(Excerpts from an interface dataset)
++++++++

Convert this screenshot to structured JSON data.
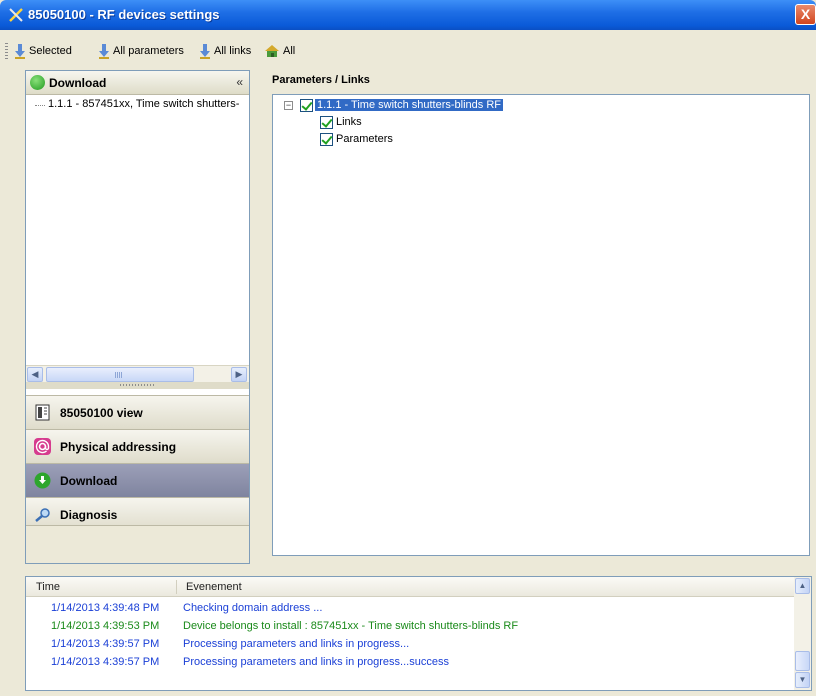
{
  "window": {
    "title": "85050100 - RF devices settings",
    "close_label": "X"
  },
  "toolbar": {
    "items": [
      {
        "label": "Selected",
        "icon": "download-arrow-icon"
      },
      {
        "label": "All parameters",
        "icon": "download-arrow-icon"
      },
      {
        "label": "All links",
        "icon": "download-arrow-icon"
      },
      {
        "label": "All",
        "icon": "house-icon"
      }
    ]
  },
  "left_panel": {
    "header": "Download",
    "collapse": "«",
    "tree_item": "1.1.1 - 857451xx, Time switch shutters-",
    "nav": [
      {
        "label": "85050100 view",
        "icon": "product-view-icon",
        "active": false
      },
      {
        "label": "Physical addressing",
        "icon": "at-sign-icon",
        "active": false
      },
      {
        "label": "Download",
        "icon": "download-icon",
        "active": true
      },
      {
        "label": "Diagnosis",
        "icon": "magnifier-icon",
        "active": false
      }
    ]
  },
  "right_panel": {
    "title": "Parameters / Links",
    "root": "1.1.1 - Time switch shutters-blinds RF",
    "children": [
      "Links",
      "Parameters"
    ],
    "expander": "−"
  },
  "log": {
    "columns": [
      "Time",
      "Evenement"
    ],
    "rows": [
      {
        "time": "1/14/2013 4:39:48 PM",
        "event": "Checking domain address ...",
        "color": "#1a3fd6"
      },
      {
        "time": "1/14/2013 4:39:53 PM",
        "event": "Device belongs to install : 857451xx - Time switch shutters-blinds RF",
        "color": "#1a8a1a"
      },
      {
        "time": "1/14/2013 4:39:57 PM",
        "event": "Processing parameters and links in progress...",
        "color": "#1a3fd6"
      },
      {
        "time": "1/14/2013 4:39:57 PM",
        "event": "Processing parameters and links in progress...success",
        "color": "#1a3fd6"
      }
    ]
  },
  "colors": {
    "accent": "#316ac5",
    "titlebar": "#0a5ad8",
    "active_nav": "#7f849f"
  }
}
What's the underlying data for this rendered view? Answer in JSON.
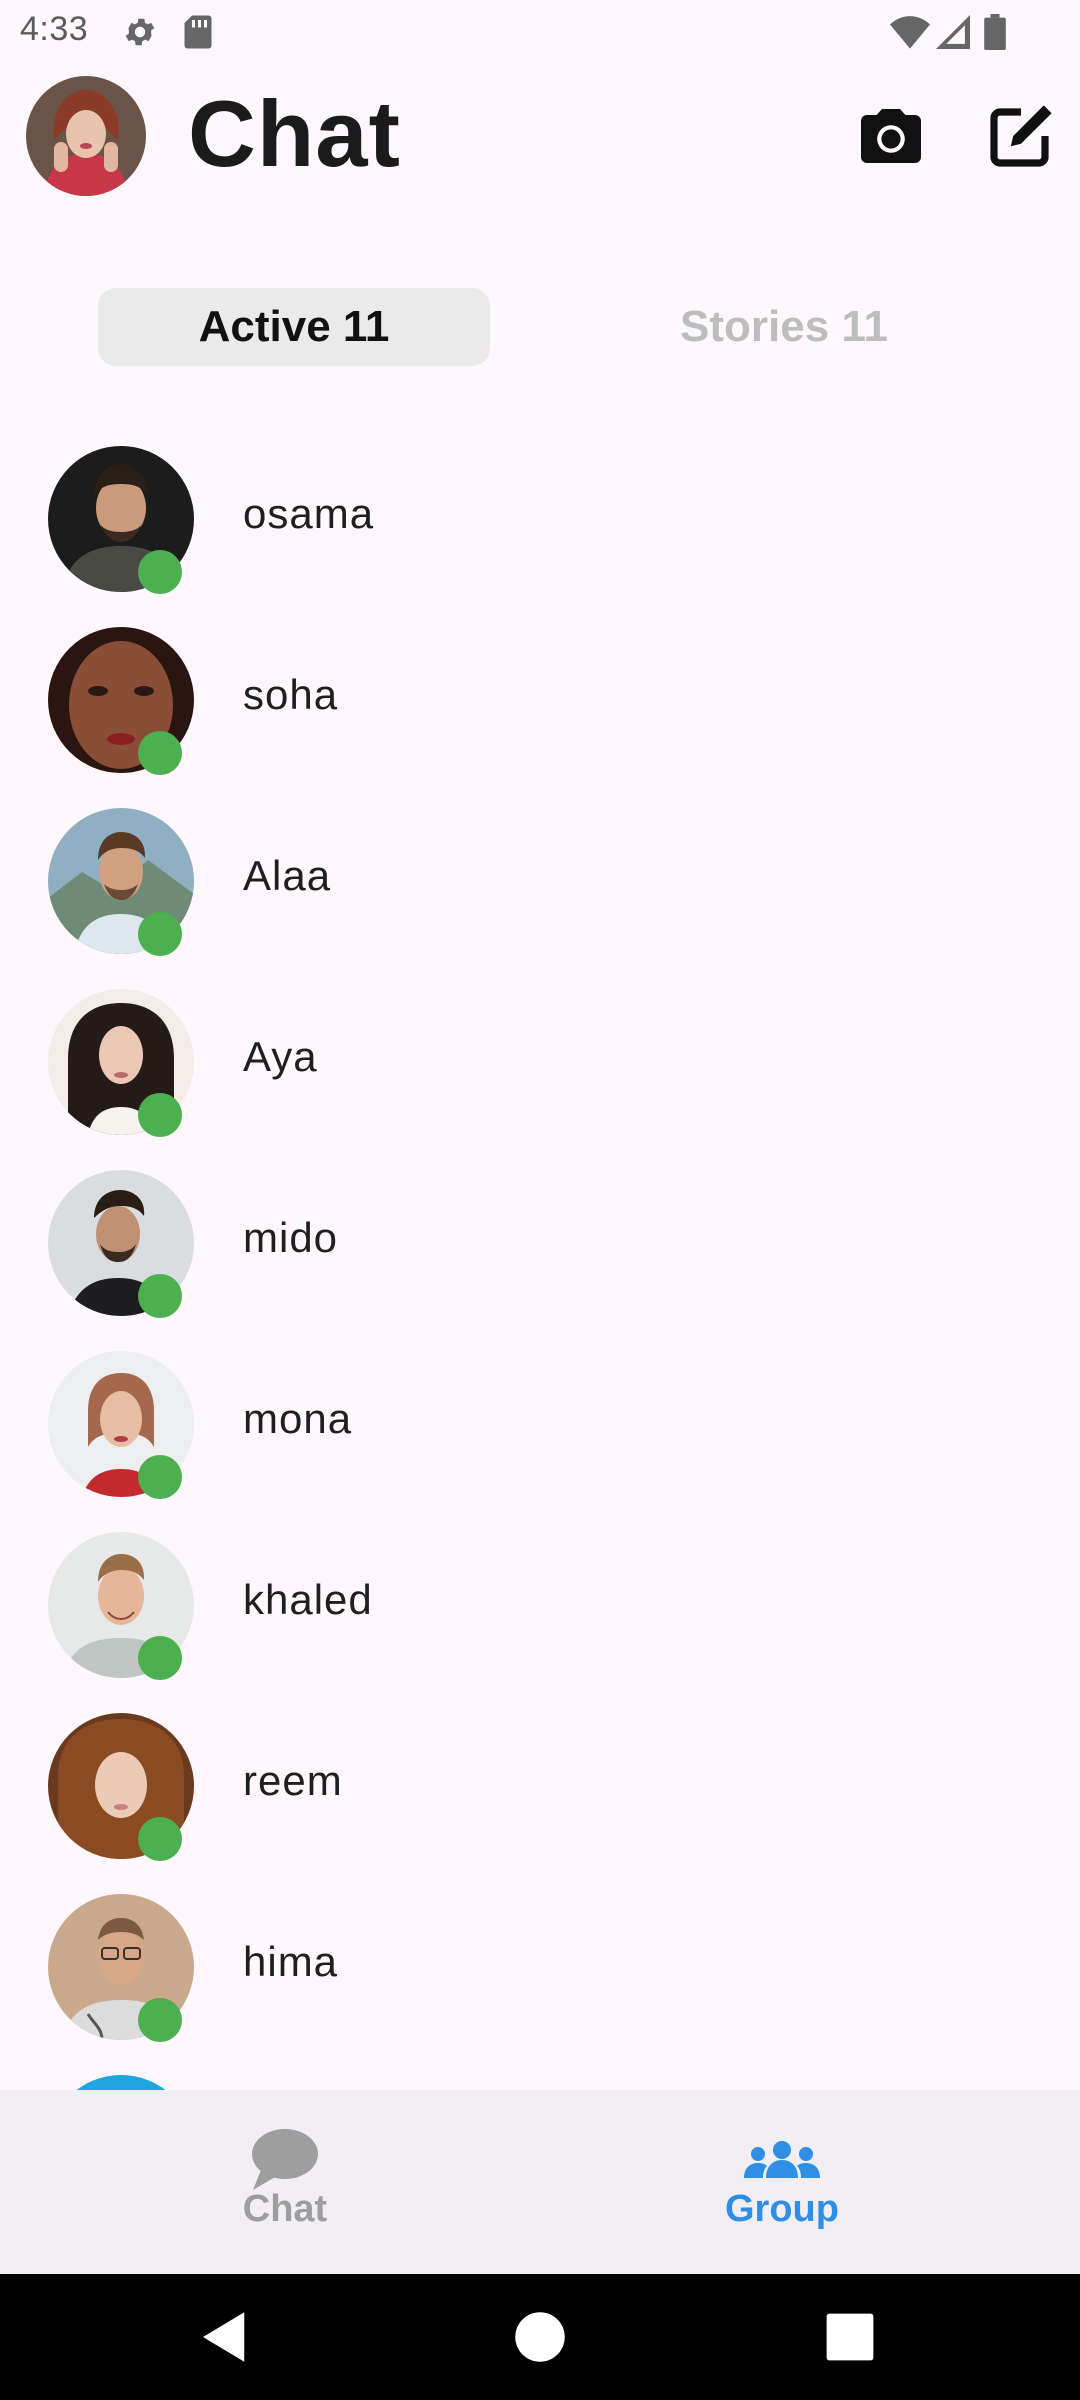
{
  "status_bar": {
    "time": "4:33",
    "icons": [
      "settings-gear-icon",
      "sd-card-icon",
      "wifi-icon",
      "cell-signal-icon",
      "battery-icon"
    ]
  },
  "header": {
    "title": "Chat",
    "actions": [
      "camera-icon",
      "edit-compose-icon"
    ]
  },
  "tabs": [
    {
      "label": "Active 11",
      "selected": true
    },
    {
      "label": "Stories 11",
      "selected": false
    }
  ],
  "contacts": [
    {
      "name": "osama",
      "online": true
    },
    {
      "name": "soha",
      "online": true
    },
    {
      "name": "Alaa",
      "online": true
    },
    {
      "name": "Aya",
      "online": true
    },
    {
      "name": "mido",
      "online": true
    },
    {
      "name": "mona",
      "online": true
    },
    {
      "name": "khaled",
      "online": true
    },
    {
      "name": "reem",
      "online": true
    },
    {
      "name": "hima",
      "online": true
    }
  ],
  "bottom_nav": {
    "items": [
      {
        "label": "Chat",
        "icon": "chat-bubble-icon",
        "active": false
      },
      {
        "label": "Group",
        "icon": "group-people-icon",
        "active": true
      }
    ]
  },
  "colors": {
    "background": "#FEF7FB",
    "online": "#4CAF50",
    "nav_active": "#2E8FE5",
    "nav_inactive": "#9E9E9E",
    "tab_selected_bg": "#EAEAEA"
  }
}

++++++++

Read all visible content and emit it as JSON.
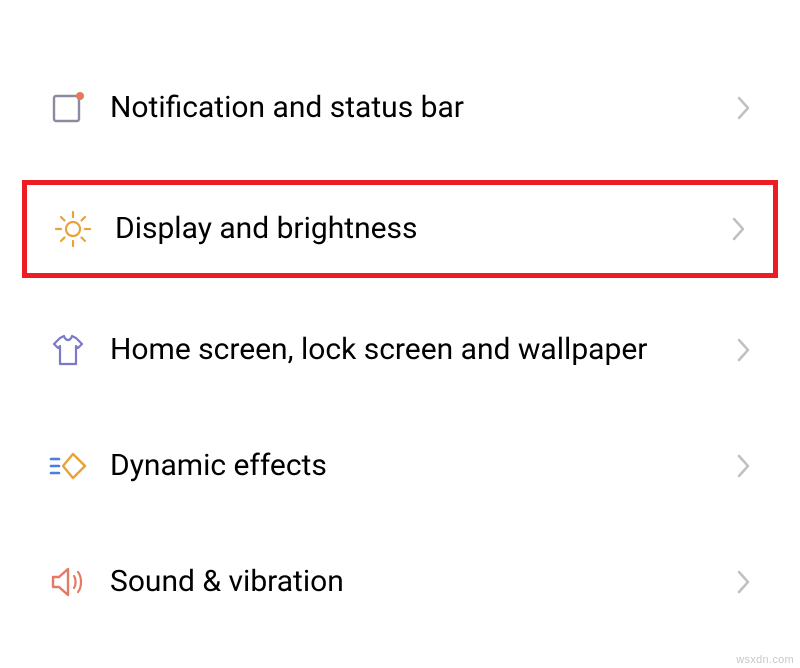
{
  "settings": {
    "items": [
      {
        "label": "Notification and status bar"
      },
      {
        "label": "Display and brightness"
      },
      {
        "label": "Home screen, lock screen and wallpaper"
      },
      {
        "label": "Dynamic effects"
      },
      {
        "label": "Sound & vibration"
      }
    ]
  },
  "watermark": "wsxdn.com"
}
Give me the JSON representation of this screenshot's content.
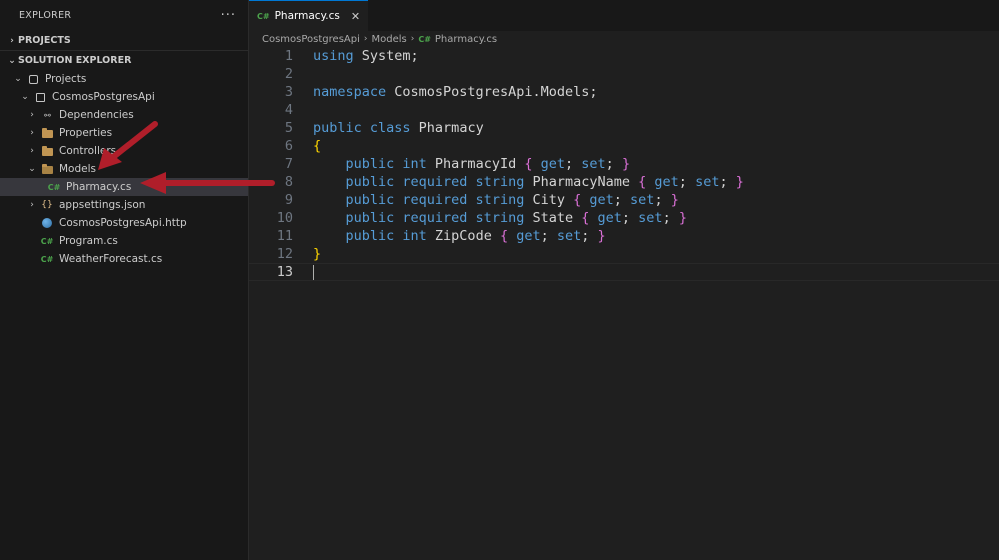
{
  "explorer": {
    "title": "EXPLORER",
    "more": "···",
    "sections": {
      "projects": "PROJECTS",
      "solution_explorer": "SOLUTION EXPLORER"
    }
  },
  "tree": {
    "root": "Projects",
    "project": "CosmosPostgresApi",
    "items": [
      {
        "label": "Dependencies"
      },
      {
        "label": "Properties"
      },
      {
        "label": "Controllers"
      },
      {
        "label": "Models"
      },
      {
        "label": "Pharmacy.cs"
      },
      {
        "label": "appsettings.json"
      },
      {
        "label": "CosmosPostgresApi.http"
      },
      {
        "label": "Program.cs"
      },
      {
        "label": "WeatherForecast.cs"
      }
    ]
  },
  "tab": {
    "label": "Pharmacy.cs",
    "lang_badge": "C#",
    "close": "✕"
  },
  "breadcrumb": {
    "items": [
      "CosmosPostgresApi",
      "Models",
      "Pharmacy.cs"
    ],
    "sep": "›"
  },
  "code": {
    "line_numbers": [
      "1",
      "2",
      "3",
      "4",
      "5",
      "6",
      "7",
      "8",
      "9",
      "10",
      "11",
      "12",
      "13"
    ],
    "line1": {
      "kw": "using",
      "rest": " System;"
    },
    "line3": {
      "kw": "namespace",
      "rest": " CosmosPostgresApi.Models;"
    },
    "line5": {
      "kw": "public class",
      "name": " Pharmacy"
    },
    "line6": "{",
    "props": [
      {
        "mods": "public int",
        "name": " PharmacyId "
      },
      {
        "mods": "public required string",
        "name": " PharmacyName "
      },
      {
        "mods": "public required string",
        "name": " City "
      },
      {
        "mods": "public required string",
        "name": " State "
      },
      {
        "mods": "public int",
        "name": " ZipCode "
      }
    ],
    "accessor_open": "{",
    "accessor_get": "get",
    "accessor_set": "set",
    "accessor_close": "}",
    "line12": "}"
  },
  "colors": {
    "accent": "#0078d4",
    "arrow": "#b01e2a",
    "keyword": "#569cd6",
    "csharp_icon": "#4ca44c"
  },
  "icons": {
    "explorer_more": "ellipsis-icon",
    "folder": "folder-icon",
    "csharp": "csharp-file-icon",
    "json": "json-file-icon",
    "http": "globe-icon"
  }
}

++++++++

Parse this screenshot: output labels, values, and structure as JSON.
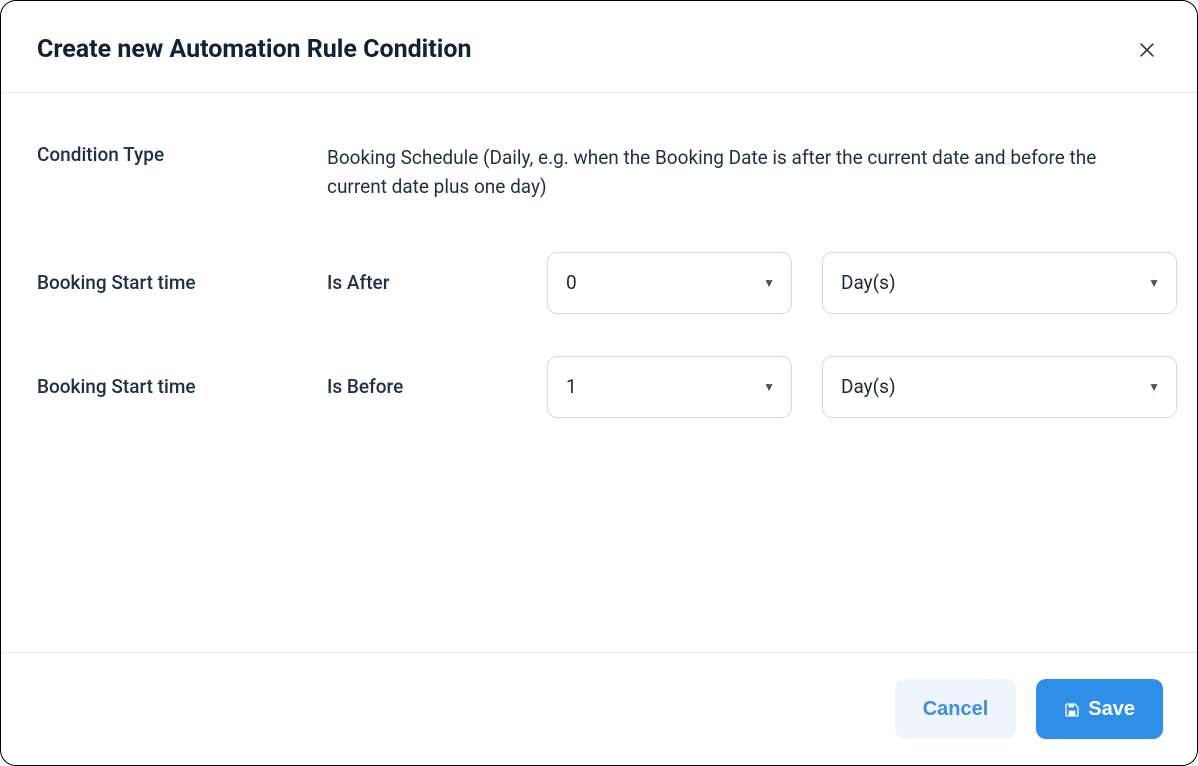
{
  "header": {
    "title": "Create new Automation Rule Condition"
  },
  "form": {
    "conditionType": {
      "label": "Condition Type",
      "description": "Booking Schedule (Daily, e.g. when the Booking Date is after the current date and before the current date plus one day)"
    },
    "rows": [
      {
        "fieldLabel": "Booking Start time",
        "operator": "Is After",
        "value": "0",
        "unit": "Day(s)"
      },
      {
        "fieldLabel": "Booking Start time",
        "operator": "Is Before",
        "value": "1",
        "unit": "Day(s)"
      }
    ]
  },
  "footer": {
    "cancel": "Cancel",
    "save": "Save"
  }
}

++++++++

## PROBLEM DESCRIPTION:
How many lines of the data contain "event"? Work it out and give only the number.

## SOLUTION:
4